Toothbrushes made of other animal hair, such as badger, experienced brief vogues in Europe. Most who brushed their teeth (a practice that wasn’t very commonplace) preferred softer fibers such as horsehair instead of pig bristles. 19th century bacteriologist Louis Pasteur’s theory of germs caused the dental profession to realize that all animal hair toothbrushes (which retain moisture) eventually accumulate microscopic bacterial and fungal growth, and that the sharp ends of the bristles piercing the gums could be the source of numerous mouth infections. Sterilizing animal hair in boiling water left the brush bristles too soft to be effective, and those brushes were to expensive to be replaced frequently. The solution to the problem wouldn’t appear until the 1930s.

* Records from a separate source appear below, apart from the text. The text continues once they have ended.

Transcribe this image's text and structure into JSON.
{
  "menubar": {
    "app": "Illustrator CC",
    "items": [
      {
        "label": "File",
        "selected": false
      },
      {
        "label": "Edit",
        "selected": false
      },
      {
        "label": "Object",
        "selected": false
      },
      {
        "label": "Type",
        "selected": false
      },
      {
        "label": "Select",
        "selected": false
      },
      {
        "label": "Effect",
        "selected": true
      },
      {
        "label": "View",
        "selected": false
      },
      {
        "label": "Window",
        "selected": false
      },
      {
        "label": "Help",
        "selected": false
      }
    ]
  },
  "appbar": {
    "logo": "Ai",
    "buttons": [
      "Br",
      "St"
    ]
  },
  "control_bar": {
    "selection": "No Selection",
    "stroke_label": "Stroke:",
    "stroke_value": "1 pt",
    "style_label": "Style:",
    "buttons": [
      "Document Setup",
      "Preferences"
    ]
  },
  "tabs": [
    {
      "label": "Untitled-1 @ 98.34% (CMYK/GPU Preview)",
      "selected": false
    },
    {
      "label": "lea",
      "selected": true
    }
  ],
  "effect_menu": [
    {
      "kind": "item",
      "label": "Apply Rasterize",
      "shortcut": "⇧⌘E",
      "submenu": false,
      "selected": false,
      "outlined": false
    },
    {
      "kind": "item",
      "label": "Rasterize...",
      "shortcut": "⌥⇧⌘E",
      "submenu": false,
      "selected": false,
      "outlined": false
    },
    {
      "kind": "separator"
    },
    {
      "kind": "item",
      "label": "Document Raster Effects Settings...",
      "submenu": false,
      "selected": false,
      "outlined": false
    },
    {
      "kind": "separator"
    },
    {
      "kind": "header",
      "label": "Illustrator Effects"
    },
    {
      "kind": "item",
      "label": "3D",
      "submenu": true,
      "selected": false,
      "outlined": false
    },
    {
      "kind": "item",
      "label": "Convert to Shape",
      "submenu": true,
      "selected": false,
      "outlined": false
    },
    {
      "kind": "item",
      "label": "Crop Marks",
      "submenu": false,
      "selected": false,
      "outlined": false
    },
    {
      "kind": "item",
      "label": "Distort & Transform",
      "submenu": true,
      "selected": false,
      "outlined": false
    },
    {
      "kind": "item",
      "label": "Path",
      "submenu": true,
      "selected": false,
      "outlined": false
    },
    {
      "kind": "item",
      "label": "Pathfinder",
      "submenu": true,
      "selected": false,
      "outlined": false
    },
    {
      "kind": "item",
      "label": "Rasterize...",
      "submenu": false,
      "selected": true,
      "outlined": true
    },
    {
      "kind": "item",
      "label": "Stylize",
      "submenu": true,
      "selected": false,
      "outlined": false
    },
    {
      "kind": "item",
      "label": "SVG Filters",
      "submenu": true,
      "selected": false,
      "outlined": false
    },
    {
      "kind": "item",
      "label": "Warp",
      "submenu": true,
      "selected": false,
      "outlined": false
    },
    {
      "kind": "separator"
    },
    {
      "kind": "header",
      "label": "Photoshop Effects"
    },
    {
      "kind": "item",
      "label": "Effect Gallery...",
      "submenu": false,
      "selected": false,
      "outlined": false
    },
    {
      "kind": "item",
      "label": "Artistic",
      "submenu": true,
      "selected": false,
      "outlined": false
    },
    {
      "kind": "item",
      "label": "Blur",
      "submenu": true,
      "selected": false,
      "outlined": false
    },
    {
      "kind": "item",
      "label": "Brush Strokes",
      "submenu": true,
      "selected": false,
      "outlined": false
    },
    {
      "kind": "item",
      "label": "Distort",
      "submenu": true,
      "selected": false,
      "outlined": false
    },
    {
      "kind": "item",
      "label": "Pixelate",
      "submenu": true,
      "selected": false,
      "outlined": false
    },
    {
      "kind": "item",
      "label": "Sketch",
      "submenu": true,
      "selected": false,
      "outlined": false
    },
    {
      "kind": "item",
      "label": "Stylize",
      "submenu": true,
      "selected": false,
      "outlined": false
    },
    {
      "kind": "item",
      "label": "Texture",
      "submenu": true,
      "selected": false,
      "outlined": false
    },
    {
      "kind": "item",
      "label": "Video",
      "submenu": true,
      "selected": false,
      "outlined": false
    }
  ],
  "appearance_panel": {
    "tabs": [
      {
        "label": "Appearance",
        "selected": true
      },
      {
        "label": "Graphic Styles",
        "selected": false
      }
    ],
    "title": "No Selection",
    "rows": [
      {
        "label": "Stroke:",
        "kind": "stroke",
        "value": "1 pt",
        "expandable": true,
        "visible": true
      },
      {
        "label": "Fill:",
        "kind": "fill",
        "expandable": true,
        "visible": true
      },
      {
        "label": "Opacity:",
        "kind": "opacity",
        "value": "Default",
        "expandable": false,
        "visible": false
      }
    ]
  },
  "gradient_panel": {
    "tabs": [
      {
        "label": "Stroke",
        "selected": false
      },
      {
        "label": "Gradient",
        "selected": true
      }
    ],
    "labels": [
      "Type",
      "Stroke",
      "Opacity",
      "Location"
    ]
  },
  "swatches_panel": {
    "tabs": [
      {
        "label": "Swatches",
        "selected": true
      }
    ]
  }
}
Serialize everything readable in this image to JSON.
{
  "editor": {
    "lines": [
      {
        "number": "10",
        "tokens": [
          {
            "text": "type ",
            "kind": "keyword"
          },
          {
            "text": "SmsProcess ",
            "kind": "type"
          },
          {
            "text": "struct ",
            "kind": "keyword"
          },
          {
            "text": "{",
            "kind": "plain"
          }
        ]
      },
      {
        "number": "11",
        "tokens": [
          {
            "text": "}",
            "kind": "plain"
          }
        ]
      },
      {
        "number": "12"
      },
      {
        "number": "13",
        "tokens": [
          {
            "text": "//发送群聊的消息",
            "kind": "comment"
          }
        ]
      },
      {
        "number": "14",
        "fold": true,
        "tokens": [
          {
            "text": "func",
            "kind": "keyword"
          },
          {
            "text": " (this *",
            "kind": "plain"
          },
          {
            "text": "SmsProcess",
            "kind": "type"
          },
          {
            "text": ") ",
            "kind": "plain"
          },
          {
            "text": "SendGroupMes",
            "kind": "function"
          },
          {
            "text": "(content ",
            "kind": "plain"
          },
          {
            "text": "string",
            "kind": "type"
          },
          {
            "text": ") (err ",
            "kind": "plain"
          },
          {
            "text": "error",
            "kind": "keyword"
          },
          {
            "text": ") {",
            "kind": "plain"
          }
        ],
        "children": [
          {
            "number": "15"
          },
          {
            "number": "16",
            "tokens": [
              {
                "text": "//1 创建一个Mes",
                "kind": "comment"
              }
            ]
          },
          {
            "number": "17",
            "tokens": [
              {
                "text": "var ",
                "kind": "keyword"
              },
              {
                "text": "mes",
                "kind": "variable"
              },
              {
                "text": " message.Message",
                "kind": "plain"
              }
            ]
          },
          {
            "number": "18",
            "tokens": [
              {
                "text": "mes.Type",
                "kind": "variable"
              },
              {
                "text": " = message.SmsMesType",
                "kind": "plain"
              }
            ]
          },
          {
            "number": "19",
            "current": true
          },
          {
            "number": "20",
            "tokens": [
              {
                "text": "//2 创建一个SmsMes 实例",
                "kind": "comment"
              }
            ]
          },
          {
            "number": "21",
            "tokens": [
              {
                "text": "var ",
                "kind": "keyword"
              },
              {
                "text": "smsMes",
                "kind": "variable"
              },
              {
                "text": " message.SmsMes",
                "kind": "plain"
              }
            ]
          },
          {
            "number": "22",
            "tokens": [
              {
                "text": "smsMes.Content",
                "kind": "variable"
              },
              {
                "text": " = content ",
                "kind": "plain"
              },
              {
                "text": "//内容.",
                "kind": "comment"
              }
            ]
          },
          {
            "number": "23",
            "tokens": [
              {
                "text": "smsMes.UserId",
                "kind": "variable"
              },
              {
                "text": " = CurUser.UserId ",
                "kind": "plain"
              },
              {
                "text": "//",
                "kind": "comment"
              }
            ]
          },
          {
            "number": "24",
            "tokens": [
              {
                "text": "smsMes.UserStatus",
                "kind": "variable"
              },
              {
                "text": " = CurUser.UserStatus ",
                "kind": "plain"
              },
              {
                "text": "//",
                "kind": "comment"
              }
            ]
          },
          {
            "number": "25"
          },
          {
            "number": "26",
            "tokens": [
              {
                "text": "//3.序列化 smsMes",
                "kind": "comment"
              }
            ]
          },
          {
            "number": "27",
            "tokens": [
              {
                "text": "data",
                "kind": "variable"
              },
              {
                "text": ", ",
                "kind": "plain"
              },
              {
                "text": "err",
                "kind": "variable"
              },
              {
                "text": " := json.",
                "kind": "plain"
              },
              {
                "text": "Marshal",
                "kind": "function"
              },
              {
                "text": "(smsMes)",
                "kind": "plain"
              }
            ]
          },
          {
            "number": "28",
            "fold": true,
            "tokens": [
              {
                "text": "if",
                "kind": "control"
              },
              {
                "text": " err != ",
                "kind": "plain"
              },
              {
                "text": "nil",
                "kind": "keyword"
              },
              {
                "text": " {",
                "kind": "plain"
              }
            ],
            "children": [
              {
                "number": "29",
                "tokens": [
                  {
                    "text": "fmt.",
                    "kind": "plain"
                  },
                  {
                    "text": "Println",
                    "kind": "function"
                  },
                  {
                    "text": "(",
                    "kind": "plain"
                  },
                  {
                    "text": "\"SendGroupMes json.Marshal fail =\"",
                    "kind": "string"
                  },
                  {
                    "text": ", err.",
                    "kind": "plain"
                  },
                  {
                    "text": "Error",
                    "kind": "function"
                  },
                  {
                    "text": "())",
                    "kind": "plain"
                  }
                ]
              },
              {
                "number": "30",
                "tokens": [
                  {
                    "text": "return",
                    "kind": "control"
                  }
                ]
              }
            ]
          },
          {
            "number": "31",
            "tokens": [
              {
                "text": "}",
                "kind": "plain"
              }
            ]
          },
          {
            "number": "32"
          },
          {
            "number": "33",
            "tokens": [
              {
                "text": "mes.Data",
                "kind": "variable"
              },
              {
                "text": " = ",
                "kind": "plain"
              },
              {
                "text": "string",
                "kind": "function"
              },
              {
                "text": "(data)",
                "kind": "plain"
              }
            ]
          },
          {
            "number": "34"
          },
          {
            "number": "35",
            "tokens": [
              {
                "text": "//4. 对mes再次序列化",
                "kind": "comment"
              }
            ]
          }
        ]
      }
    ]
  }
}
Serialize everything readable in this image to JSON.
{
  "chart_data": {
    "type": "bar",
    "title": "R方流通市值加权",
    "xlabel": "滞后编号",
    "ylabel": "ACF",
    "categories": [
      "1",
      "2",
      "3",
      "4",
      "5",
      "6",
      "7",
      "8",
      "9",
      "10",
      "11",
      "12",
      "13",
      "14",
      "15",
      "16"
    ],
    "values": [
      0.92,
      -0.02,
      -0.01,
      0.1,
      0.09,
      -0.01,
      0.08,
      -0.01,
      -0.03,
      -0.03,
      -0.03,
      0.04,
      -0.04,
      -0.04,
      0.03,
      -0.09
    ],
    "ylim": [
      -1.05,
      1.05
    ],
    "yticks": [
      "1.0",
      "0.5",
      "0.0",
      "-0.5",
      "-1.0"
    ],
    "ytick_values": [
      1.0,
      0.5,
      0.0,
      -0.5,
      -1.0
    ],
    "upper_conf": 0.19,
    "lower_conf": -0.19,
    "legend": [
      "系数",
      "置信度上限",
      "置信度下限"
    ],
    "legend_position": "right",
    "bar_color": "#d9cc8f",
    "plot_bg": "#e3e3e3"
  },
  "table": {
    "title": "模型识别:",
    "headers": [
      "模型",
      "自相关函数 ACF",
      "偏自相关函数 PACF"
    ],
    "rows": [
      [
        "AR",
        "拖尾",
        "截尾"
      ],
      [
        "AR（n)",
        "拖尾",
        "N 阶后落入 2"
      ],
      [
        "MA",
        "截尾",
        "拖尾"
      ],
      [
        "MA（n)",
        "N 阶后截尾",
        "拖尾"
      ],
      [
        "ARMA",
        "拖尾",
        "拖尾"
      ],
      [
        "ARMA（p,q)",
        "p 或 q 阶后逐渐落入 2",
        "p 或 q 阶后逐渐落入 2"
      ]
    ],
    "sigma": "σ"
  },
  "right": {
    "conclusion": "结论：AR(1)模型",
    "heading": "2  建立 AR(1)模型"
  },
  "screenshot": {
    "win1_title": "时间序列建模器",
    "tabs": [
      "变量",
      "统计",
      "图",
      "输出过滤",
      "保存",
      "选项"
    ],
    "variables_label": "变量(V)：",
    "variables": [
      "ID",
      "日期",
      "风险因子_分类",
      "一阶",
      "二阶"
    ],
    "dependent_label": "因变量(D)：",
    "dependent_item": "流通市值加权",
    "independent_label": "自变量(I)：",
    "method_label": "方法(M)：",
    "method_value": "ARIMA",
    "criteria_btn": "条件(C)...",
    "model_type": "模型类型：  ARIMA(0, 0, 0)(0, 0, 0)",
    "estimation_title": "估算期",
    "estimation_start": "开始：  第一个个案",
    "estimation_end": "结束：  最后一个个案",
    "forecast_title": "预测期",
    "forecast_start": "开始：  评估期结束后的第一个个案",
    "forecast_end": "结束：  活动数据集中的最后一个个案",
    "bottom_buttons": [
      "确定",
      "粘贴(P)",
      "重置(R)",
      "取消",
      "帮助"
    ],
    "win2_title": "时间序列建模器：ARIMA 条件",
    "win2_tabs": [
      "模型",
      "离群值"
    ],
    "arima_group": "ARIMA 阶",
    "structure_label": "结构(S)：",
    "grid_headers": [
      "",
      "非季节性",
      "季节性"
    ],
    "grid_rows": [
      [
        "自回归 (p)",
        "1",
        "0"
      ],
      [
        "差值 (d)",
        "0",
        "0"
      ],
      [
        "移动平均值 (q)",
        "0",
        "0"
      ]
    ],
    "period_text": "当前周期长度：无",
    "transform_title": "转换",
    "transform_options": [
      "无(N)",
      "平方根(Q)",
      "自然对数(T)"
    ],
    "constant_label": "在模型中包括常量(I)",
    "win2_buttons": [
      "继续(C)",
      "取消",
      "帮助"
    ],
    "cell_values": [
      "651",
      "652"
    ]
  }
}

In the 1930s, the discovery of nylon by Du Pont revolutionized the toothbrush industry. It was impervious to moisture (so it dried thoroughly and resisted bacterial growth) stiff, resilient and resistant to deformation. The first nylon-bristle brush in the US was marketed in 1938 under the name “Dr. West’s Miracle Tuft Toothbrush”.
But the first nylon bristles were too stiff and hard on the gums. In fact they were so destructive that dentists at first resisted recommending them. Then, in the 1950s, Du Pont perfected “soft” nylon which was introduced to the public in the form of the “Park Avenue Toothbrush”. It cost 49 cents (compared to 10 cents for the harder bristle brush). Nylon saved the hogs, or at least their bristles. In 1937 alone, before nylon came along, the US imported 1.5 million pounds of hog bristles for toothbrushes.
The next technological advance came in 1961 when the Squibb Company introduced the first electric toothbrush under the name Broxodent. It had up-and-down brush action and was endorsed by the American Dental Association.
A year later, General Electric designed a cordless electric toothbrush, battery operated and rechargeable. GE scientists tested the brushes on scores of dogs and assured stockholders that “dogs actually liked to have their teeth brushed”, concluding, drolly, that no other dogs in history so aptly fitted the adage “clean as a hound’s tooth.”
Aren’t you glad you live in the 21st Century?